----- Supplied data

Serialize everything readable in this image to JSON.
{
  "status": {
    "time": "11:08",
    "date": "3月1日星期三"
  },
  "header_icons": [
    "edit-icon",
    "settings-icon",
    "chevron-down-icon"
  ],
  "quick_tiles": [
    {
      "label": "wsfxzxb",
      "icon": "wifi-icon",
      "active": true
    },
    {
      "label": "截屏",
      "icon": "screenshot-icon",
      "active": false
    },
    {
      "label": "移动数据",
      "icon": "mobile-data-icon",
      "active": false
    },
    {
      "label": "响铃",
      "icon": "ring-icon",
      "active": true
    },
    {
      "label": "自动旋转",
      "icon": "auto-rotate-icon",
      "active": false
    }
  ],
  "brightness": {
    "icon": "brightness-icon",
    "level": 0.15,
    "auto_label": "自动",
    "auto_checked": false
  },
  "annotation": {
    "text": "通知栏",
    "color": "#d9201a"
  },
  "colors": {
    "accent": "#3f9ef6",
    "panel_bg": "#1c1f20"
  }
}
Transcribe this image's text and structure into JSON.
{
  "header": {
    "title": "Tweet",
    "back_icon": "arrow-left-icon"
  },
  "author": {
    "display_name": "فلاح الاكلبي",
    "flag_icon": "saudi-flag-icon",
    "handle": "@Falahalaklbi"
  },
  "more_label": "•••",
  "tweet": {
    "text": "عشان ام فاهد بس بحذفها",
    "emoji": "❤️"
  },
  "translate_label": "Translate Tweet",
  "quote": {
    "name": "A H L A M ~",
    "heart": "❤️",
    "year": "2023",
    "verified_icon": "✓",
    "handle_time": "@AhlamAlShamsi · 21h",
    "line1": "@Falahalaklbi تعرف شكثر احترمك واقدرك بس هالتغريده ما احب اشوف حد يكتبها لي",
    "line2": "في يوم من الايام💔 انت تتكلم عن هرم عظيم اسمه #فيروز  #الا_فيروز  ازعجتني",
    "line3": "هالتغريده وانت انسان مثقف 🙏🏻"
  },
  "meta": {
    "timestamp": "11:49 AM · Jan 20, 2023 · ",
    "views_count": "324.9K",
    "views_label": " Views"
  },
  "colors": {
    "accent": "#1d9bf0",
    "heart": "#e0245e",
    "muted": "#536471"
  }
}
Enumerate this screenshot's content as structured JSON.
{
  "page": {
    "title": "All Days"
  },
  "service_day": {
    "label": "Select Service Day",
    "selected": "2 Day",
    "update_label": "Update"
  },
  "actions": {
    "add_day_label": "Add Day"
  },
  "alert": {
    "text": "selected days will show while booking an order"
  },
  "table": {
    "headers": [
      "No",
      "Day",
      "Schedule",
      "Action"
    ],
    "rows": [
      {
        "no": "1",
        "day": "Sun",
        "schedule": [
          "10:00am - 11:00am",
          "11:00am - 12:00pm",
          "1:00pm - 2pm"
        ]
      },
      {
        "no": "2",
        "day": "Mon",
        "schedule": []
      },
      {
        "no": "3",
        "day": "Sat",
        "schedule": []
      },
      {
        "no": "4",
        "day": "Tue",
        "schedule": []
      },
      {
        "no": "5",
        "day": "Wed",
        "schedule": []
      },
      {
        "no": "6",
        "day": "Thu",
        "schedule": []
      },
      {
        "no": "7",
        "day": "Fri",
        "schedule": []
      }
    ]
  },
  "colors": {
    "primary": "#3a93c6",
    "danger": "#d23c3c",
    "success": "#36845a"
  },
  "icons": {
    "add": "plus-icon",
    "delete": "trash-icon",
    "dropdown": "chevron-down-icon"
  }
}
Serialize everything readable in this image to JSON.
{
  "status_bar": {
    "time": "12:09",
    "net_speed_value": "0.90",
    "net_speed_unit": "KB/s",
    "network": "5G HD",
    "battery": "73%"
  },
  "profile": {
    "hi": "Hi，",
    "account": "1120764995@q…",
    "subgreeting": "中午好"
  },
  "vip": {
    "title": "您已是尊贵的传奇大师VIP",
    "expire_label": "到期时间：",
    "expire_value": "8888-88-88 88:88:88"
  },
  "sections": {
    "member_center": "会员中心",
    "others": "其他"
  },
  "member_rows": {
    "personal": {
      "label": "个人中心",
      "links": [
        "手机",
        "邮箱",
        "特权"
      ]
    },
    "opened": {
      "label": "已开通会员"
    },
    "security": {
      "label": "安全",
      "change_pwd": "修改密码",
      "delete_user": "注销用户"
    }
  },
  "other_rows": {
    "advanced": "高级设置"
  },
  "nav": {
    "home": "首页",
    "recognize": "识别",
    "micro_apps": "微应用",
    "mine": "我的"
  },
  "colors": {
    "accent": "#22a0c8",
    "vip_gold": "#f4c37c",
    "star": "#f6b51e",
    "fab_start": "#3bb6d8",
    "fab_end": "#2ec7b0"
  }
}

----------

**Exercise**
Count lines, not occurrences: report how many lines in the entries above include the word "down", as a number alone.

**Your response**
2